“We had never dosed a baby. Never dosed a child. Never given anyone intrathecal doses. And we were going into babies who were dying,” Crooke said. “I was terrified.”
The drug was a success, improving the babies’ motor function. The scientists behind Spinraza — C. Frank Bennett and Adrian Krainer — later won the Breakthrough Prize of $3 million for their work.
Now, with over 40 drugs in the Ionis pipeline designed to treat various diseases, including cancer, cardiovascular, neurological, infectious, and pulmonary conditions, the company no longer has to prove itself. A cardiovascular treatment that blocks the production of a protein involved in lipid metabolism and therapy for a rare disease are among the existing projects.
Retirement and Legacy
After facing intense backlash, the oligonucleotide field is thriving, with several biotech companies pursuing antisense technology and embracing the idea that it may be the cure for several rare diseases. Oligonucleotide drugs for conditions like Duchenne muscular dystrophy created by Toshifumi Yokota, and a drug for Dravet syndrome by Stoke Therapeutics, give hope to those suffering from rare conditions. Additionally, Biogen and Ionis announced promising results for an Amyotrophic lateral sclerosis (ALS) treatment in March.
Crooke established Ionis to achieve the mission of inventing and advancing a new drug discovery platform; through disappointments and failures, his pursuit of this goal never wavered, and through establishing a culture that rewarded hard work and transparency, he did achieve his goal.
The statement’ sick people depend on us was a powerful motivator that Crooke used every day to demand more from himself and his employees. It’s a statement he continues to follow in retirement with the founding of his non-profit organization, the n-Lorem Foundation, whose mission is to create experimental antisense oligonucleotide treatments for patients with diseases caused by rare mutations. Not only are these treatments free, but they are also for life.
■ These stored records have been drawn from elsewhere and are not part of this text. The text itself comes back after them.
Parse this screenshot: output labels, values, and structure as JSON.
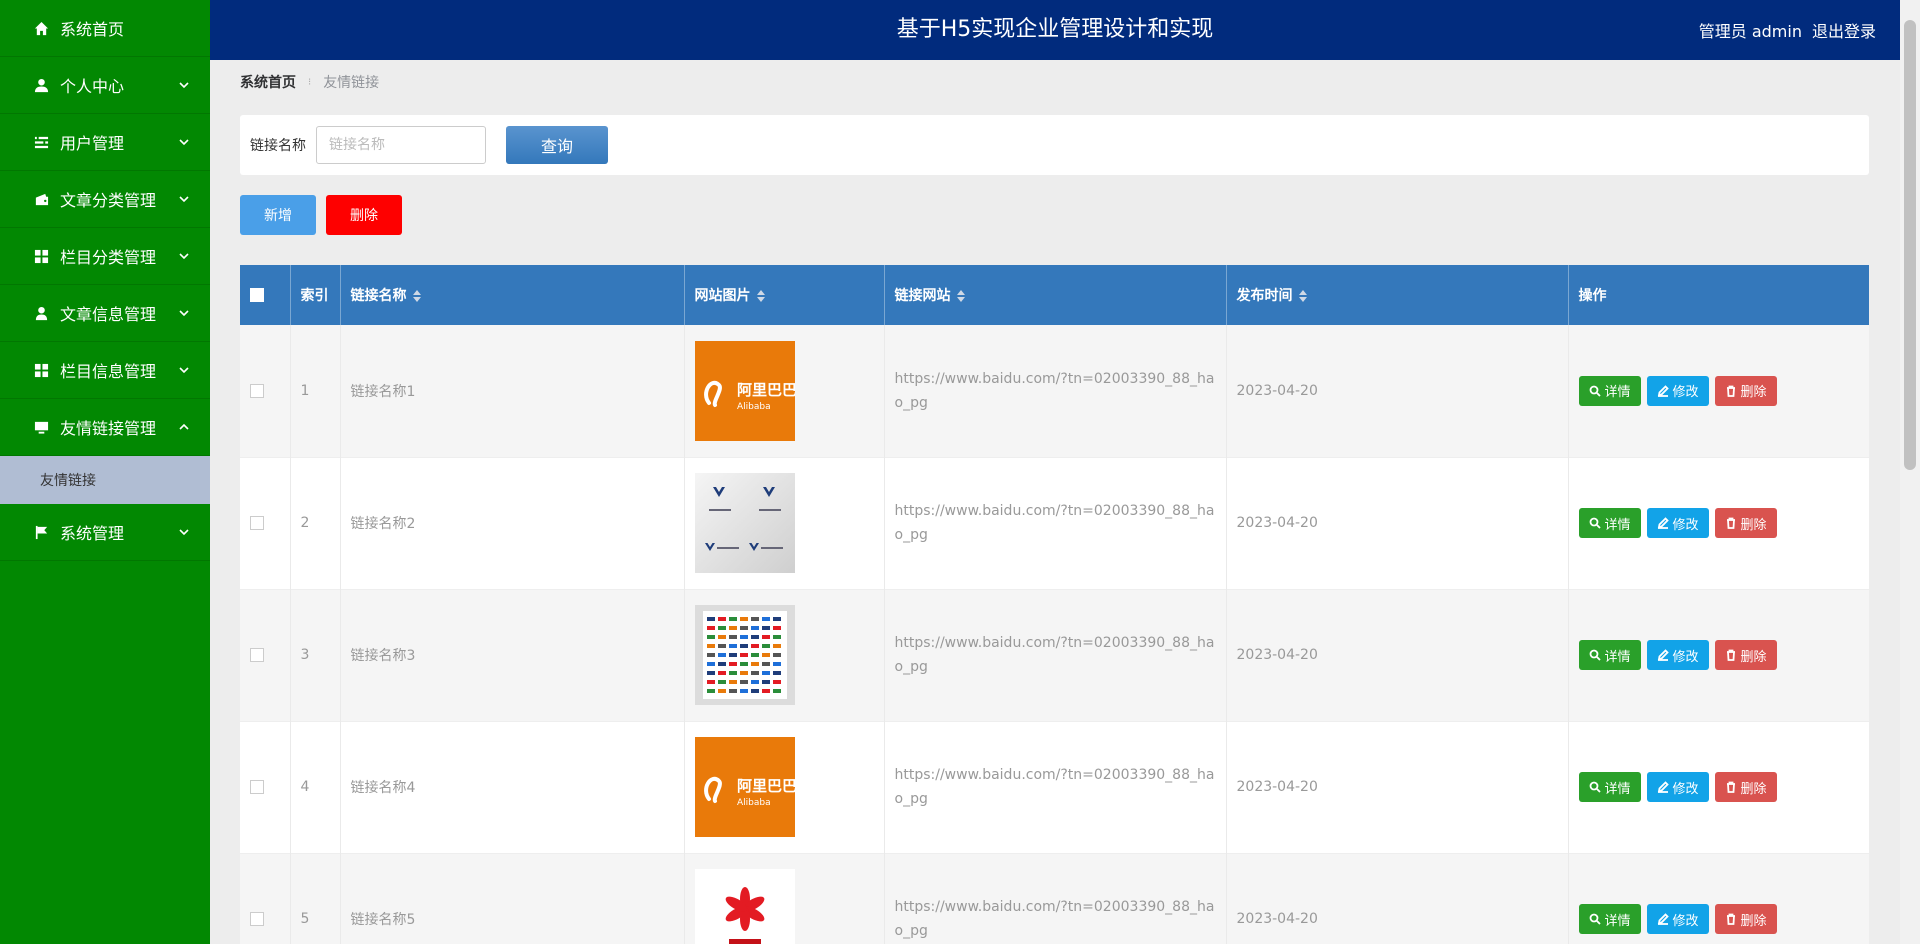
{
  "header": {
    "title": "基于H5实现企业管理设计和实现",
    "user": "管理员 admin",
    "logout": "退出登录"
  },
  "sidebar": {
    "items": [
      {
        "label": "系统首页",
        "icon": "home-icon",
        "chevron": false
      },
      {
        "label": "个人中心",
        "icon": "user-icon",
        "chevron": "down"
      },
      {
        "label": "用户管理",
        "icon": "list-icon",
        "chevron": "down"
      },
      {
        "label": "文章分类管理",
        "icon": "wallet-icon",
        "chevron": "down"
      },
      {
        "label": "栏目分类管理",
        "icon": "grid-icon",
        "chevron": "down"
      },
      {
        "label": "文章信息管理",
        "icon": "person-icon",
        "chevron": "down"
      },
      {
        "label": "栏目信息管理",
        "icon": "grid-icon",
        "chevron": "down"
      },
      {
        "label": "友情链接管理",
        "icon": "monitor-icon",
        "chevron": "up"
      },
      {
        "label": "系统管理",
        "icon": "flag-icon",
        "chevron": "down"
      }
    ],
    "sub_item": "友情链接"
  },
  "breadcrumb": {
    "home": "系统首页",
    "current": "友情链接"
  },
  "search": {
    "label": "链接名称",
    "placeholder": "链接名称",
    "button": "查询"
  },
  "actions": {
    "add": "新增",
    "delete": "删除"
  },
  "table": {
    "columns": [
      "索引",
      "链接名称",
      "网站图片",
      "链接网站",
      "发布时间",
      "操作"
    ],
    "rows": [
      {
        "index": "1",
        "name": "链接名称1",
        "image": "alibaba-logo",
        "url": "https://www.baidu.com/?tn=02003390_88_hao_pg",
        "date": "2023-04-20"
      },
      {
        "index": "2",
        "name": "链接名称2",
        "image": "wp-logo",
        "url": "https://www.baidu.com/?tn=02003390_88_hao_pg",
        "date": "2023-04-20"
      },
      {
        "index": "3",
        "name": "链接名称3",
        "image": "logos-collage",
        "url": "https://www.baidu.com/?tn=02003390_88_hao_pg",
        "date": "2023-04-20"
      },
      {
        "index": "4",
        "name": "链接名称4",
        "image": "alibaba-logo",
        "url": "https://www.baidu.com/?tn=02003390_88_hao_pg",
        "date": "2023-04-20"
      },
      {
        "index": "5",
        "name": "链接名称5",
        "image": "yanchang-logo",
        "url": "https://www.baidu.com/?tn=02003390_88_hao_pg",
        "date": "2023-04-20"
      }
    ],
    "ops": {
      "detail": "详情",
      "edit": "修改",
      "delete": "删除"
    }
  },
  "logo_text": {
    "alibaba_cn": "阿里巴巴",
    "alibaba_en": "Alibaba"
  },
  "colors": {
    "sidebar": "#028802",
    "header": "#012b7d",
    "table_header": "#3478bb",
    "sub_item": "#b0bdd3",
    "add": "#4a9fe8",
    "delete": "#fe0000"
  }
}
His dream for n-Lorem is to “help a single patient and a single family, one family at a time. That will change the world, too, and change the future of the patient and these families.”